» **RECORDS**
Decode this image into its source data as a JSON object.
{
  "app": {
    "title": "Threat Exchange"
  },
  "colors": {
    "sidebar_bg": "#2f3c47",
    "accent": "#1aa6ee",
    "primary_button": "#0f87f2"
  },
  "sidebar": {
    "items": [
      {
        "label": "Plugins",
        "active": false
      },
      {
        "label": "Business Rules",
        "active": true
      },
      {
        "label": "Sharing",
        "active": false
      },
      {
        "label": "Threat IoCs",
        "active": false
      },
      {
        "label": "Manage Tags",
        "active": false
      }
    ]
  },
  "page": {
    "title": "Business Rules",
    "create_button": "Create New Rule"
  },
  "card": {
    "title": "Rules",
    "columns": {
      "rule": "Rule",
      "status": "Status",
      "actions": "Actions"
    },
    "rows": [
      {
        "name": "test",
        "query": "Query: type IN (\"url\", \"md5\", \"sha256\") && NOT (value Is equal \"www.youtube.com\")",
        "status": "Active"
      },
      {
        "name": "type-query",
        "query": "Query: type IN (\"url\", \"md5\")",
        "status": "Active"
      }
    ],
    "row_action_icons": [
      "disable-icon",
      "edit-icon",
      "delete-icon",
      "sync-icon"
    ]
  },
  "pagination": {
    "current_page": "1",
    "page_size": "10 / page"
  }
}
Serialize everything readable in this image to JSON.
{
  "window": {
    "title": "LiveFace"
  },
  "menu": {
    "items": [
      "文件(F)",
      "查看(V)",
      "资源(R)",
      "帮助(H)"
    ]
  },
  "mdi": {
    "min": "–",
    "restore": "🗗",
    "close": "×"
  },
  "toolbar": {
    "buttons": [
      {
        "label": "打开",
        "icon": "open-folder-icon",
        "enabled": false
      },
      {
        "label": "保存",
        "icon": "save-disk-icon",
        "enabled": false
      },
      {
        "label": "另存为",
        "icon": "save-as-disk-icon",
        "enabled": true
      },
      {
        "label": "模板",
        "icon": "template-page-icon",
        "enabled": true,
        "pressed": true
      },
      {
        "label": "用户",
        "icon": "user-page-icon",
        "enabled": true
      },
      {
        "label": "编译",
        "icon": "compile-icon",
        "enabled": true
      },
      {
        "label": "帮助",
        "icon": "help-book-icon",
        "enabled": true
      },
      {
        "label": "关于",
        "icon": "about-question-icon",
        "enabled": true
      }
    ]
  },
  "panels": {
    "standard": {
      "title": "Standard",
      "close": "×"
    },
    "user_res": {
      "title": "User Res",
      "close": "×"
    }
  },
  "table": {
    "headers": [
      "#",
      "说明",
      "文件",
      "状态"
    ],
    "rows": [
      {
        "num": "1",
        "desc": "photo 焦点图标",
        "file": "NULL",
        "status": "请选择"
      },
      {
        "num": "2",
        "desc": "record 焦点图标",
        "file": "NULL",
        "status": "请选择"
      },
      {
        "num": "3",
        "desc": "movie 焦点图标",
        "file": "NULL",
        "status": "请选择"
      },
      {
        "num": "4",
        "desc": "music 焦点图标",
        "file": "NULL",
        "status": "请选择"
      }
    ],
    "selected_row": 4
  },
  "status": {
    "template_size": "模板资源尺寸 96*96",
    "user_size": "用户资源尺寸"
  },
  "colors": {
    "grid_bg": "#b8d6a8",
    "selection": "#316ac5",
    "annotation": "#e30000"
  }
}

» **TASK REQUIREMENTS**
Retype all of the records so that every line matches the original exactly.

» **RESPONSE BOX**
Decode this image into its source data as a JSON object.
{
  "app": {
    "title": "Threat Exchange"
  },
  "colors": {
    "sidebar_bg": "#2f3c47",
    "accent": "#1aa6ee",
    "primary_button": "#0f87f2"
  },
  "sidebar": {
    "items": [
      {
        "label": "Plugins",
        "active": false
      },
      {
        "label": "Business Rules",
        "active": true
      },
      {
        "label": "Sharing",
        "active": false
      },
      {
        "label": "Threat IoCs",
        "active": false
      },
      {
        "label": "Manage Tags",
        "active": false
      }
    ]
  },
  "page": {
    "title": "Business Rules",
    "create_button": "Create New Rule"
  },
  "card": {
    "title": "Rules",
    "columns": {
      "rule": "Rule",
      "status": "Status",
      "actions": "Actions"
    },
    "rows": [
      {
        "name": "test",
        "query": "Query: type IN (\"url\", \"md5\", \"sha256\") && NOT (value Is equal \"www.youtube.com\")",
        "status": "Active"
      },
      {
        "name": "type-query",
        "query": "Query: type IN (\"url\", \"md5\")",
        "status": "Active"
      }
    ],
    "row_action_icons": [
      "disable-icon",
      "edit-icon",
      "delete-icon",
      "sync-icon"
    ]
  },
  "pagination": {
    "current_page": "1",
    "page_size": "10 / page"
  }
}
Serialize everything readable in this image to JSON.
{
  "window": {
    "title": "LiveFace"
  },
  "menu": {
    "items": [
      "文件(F)",
      "查看(V)",
      "资源(R)",
      "帮助(H)"
    ]
  },
  "mdi": {
    "min": "–",
    "restore": "🗗",
    "close": "×"
  },
  "toolbar": {
    "buttons": [
      {
        "label": "打开",
        "icon": "open-folder-icon",
        "enabled": false
      },
      {
        "label": "保存",
        "icon": "save-disk-icon",
        "enabled": false
      },
      {
        "label": "另存为",
        "icon": "save-as-disk-icon",
        "enabled": true
      },
      {
        "label": "模板",
        "icon": "template-page-icon",
        "enabled": true,
        "pressed": true
      },
      {
        "label": "用户",
        "icon": "user-page-icon",
        "enabled": true
      },
      {
        "label": "编译",
        "icon": "compile-icon",
        "enabled": true
      },
      {
        "label": "帮助",
        "icon": "help-book-icon",
        "enabled": true
      },
      {
        "label": "关于",
        "icon": "about-question-icon",
        "enabled": true
      }
    ]
  },
  "panels": {
    "standard": {
      "title": "Standard",
      "close": "×"
    },
    "user_res": {
      "title": "User Res",
      "close": "×"
    }
  },
  "table": {
    "headers": [
      "#",
      "说明",
      "文件",
      "状态"
    ],
    "rows": [
      {
        "num": "1",
        "desc": "photo 焦点图标",
        "file": "NULL",
        "status": "请选择"
      },
      {
        "num": "2",
        "desc": "record 焦点图标",
        "file": "NULL",
        "status": "请选择"
      },
      {
        "num": "3",
        "desc": "movie 焦点图标",
        "file": "NULL",
        "status": "请选择"
      },
      {
        "num": "4",
        "desc": "music 焦点图标",
        "file": "NULL",
        "status": "请选择"
      }
    ],
    "selected_row": 4
  },
  "status": {
    "template_size": "模板资源尺寸 96*96",
    "user_size": "用户资源尺寸"
  },
  "colors": {
    "grid_bg": "#b8d6a8",
    "selection": "#316ac5",
    "annotation": "#e30000"
  }
}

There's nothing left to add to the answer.